Gaming analysts consulted by Macau News Agency uncertain if the proposed acquisition of a 20 per cent stake in MGM China by a Chinese online or tourism group would be viable or even allowed by mainland authorities.
Last week Snow Lake Capital Limited, an Asian investment management firm published a letter it reportedly sent to the MGM Resorts International Board of Directors urging them to sell 20 per cent of local gaming concessionaire MGM China to a Chinese company as a strategic investor.
The investment group based in Hong Kong and Beijing holds approximately 7.5 per cent of the outstanding shares making it the largest public shareholder of MGM China.
“Would it be possible? It depends whether the sale can receive the approval from Nevada and Macau. I believe in Nevada, if the sale results in more than 10 per cent of the capital of MGM International, it would seek approval from the regulatory body,” the Director of Macao Polytechnic Institute, Centre for Gaming & Tourism Studies, Wang Chanbin, told MNA.
“If such a sale resulted in more than 5 per cent of the capital of MGM Macau holding by the new investor, it would seek the approval by the Gaming Inspection and Co-ordination Bureau (DICJ). If the sale does not reach the level above, it can go ahead by themselves.”
MNA inquired the DICJ if any request for authorisation for such as sale had been submitted, with no reply issued when this article was published.
Snow Lake also argued in its open letter that investment by a Chinese online consumer or travel & leisure company such as Meituan and Trip.com could assist MGM China in diversifying to non-gaming.
The group argued that Introducing one of China’s top consumer internet platforms as a significant strategic shareholder for MGM China would create a win-win transaction, as it distinguishes MGM China by bringing non-gaming capabilities and resources to Macau at the industry’s post-COVID-19 low.
Snow lake also considers that a strategic investor could provide both the company and Co-Chairman, Pansy Ho, the technology and resources required to achieve the long-term vision of Macau’s economic diversification and Greater Bay Area integration
On the other hand, these companies would allegedly benefit from the strategic investment, with Macau said to be well-positioned to possibly surpass Hong Kong and become the top destination for China’s outbound tourism, given the neighbouring SARs recent struggles with protests and the pandemic.
According to a gaming researcher, who chose to not include his name in the article, this suggestion only points out some upsides but could also be a “tricky” proposal.
“In the first reason for selling 20 per cent of MGM China’s share to a Chinese company, [Snow Lake] stated that it ‘will significantly increase MGM China’s exposure to non-gaming’. I still may not be able to figure out finally, how would the ‘exposure’ to link up with a tourism and leisure firm in China really help MGM bring in more non-gaming business components to Macau, which is what the government really looking for,” the analyst indicated.

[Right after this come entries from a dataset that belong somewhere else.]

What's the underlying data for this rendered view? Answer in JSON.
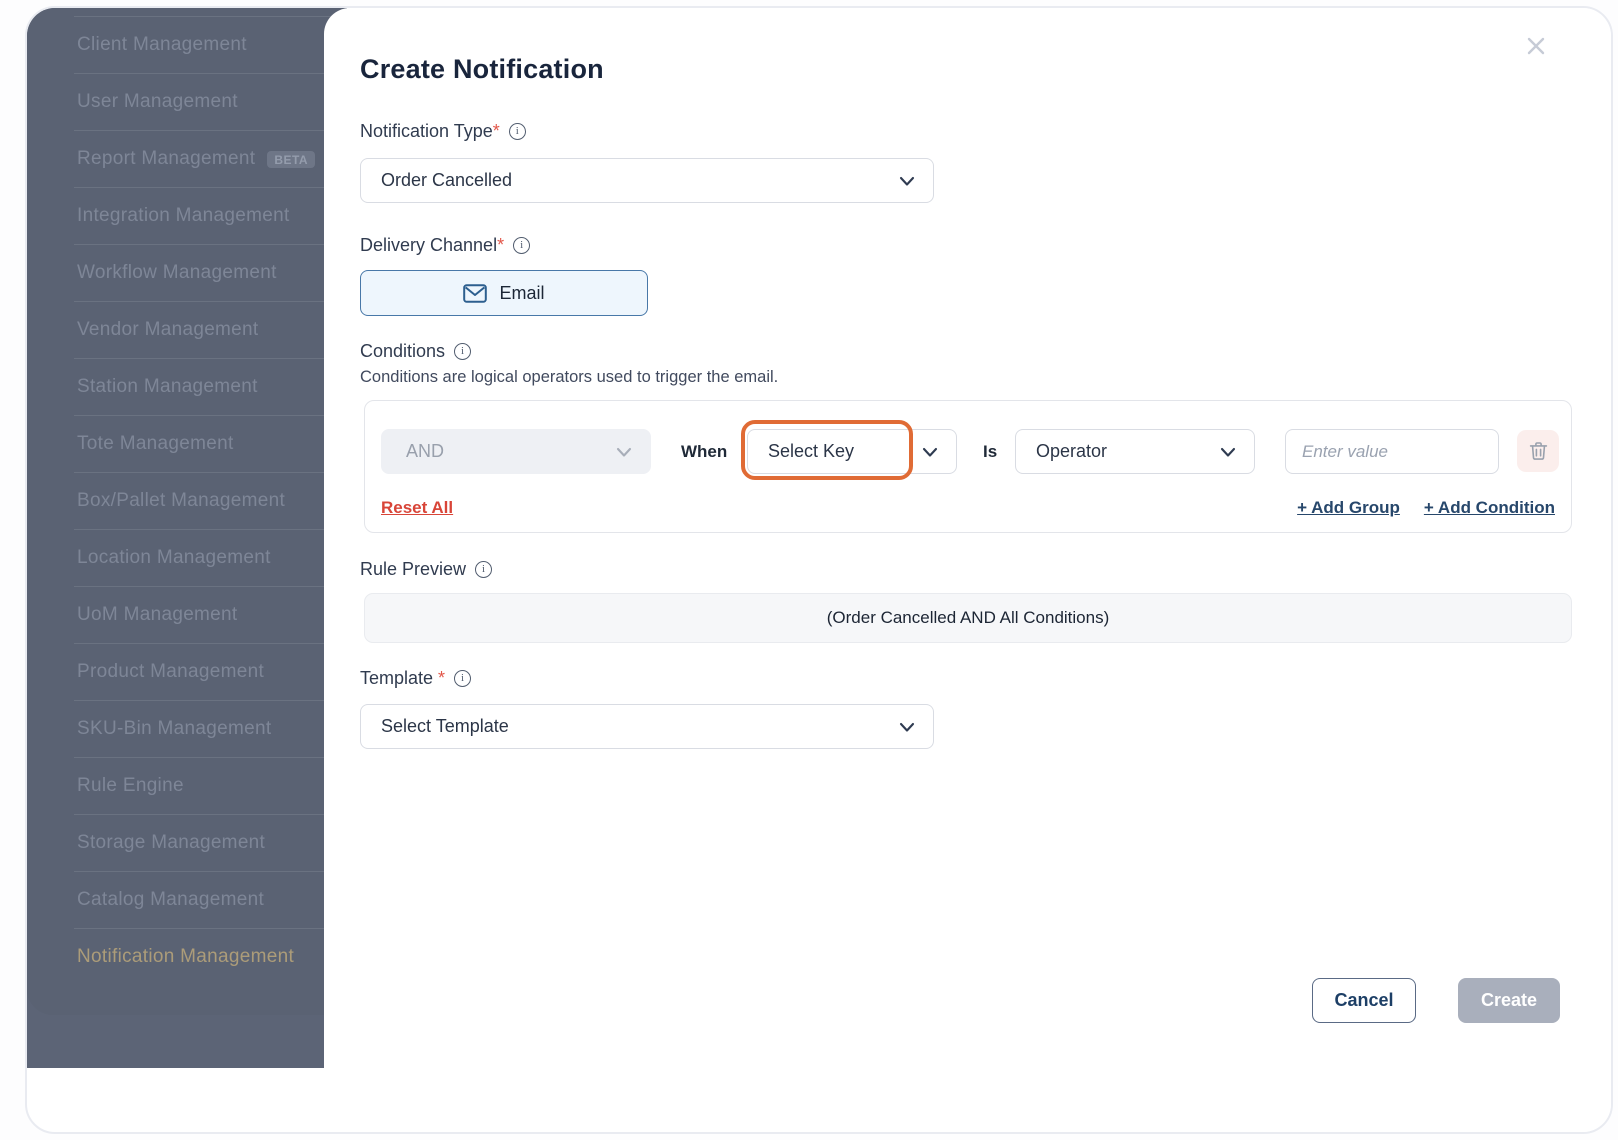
{
  "icons": {
    "info": "i"
  },
  "colors": {
    "sidebar_bg": "#5c6476",
    "sidebar_text": "#7e8697",
    "sidebar_active_text": "#ac9c79",
    "required_red": "#e25649",
    "highlight_ring_orange": "#e06b35",
    "email_chip_bg": "#eef6fd",
    "email_chip_border": "#4878a8",
    "reset_link_red": "#d84538",
    "add_link_navy": "#27476b",
    "create_disabled_bg": "#a9afbc"
  },
  "sidebar": {
    "items": [
      {
        "label": "Client Management"
      },
      {
        "label": "User Management"
      },
      {
        "label": "Report Management",
        "badge": "BETA"
      },
      {
        "label": "Integration Management"
      },
      {
        "label": "Workflow Management"
      },
      {
        "label": "Vendor Management"
      },
      {
        "label": "Station Management"
      },
      {
        "label": "Tote Management"
      },
      {
        "label": "Box/Pallet Management"
      },
      {
        "label": "Location Management"
      },
      {
        "label": "UoM Management"
      },
      {
        "label": "Product Management"
      },
      {
        "label": "SKU-Bin Management"
      },
      {
        "label": "Rule Engine"
      },
      {
        "label": "Storage Management"
      },
      {
        "label": "Catalog Management"
      },
      {
        "label": "Notification Management",
        "active": true
      }
    ]
  },
  "modal": {
    "title": "Create Notification",
    "notification_type": {
      "label": "Notification Type",
      "required_mark": "*",
      "value": "Order Cancelled"
    },
    "delivery_channel": {
      "label": "Delivery Channel",
      "required_mark": "*",
      "options": [
        {
          "label": "Email",
          "selected": true
        }
      ]
    },
    "conditions": {
      "label": "Conditions",
      "description": "Conditions are logical operators used to trigger the email.",
      "row": {
        "logic_operator": "AND",
        "when_label": "When",
        "key_placeholder": "Select Key",
        "is_label": "Is",
        "operator_placeholder": "Operator",
        "value_placeholder": "Enter value"
      },
      "reset_label": "Reset All",
      "add_group_label": "+ Add Group",
      "add_condition_label": "+ Add Condition"
    },
    "rule_preview": {
      "label": "Rule Preview",
      "value": "(Order Cancelled AND All Conditions)"
    },
    "template": {
      "label": "Template",
      "required_mark": "*",
      "placeholder": "Select Template"
    },
    "footer": {
      "cancel_label": "Cancel",
      "create_label": "Create"
    }
  }
}
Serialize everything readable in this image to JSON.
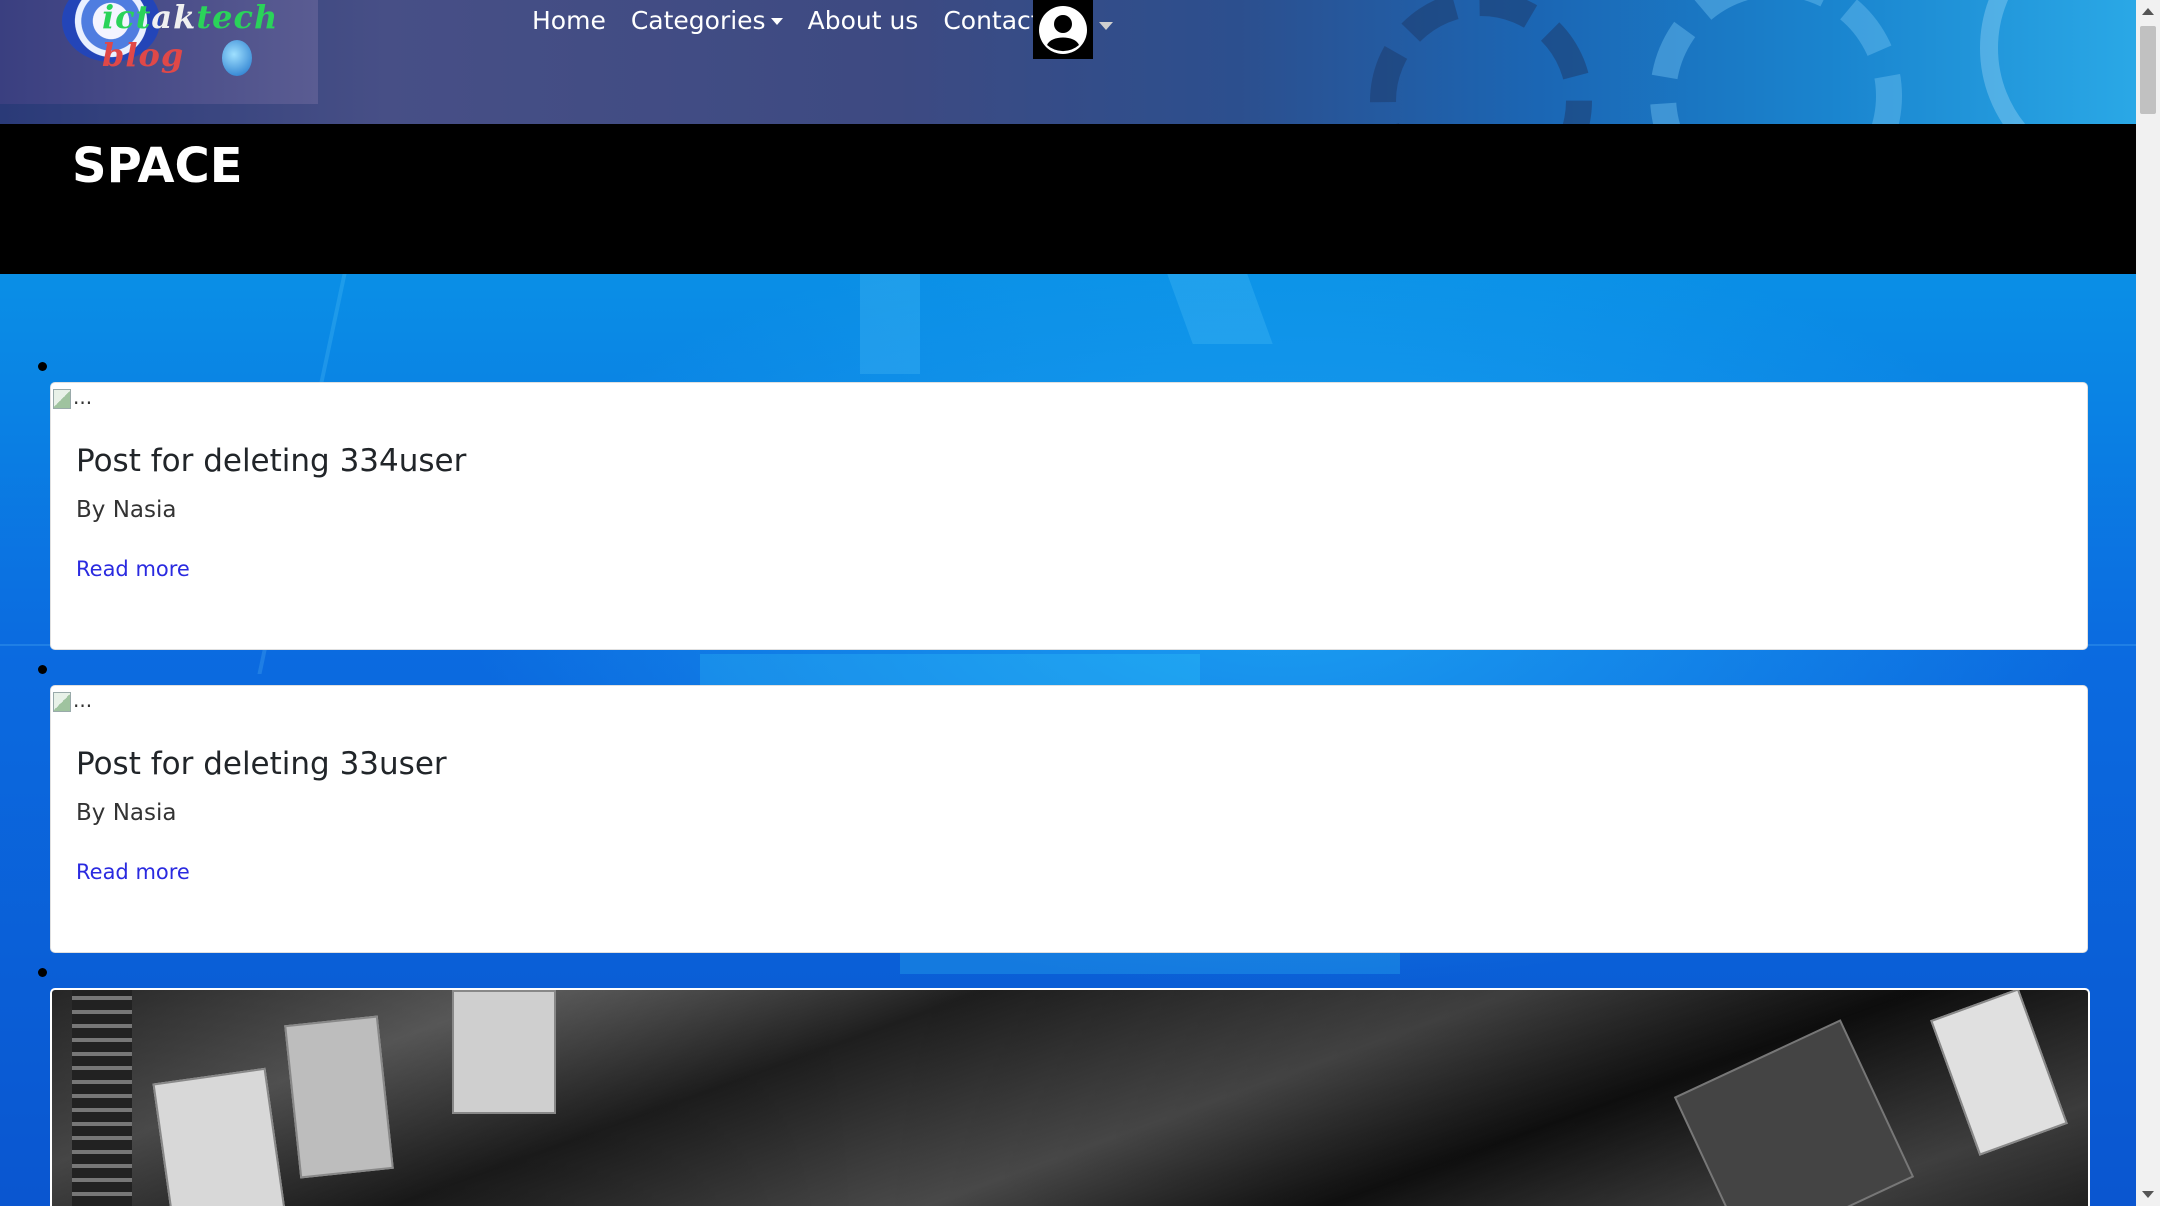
{
  "header": {
    "logo": {
      "text_a": "ict",
      "text_b": "ak",
      "text_c": "tech ",
      "text_d": "b",
      "text_e": "log"
    },
    "nav": {
      "home": "Home",
      "categories": "Categories",
      "about": "About us",
      "contact": "Contact us"
    }
  },
  "banner": {
    "title": "SPACE"
  },
  "posts": [
    {
      "img_alt": "...",
      "title": "Post for deleting 334user",
      "author": "By Nasia",
      "link": "Read more"
    },
    {
      "img_alt": "...",
      "title": "Post for deleting 33user",
      "author": "By Nasia",
      "link": "Read more"
    }
  ],
  "colors": {
    "banner_bg": "#000000",
    "link": "#2a2ae0",
    "content_bg": "#0a6fe0"
  }
}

“Snow Lake may have more practical insights. However, I may question if the Chinese government may allow a mainland company to invest in Macau’s gaming business through its affiliated firms outside China. For example, would the Chinese government approve a mainland-based company like Meituan to invest in Macau’s gaming business through its listed firm in Hong Kong? This was not allowed in 2002’s arrangement”
After the Snow Lake’s proposal, the MGM Resorts International Board of Directors issued its own statement, underlining that it ‘remains committed to Macau’ but that will continue to take actions that are in the best interests of its shareholders and stakeholders.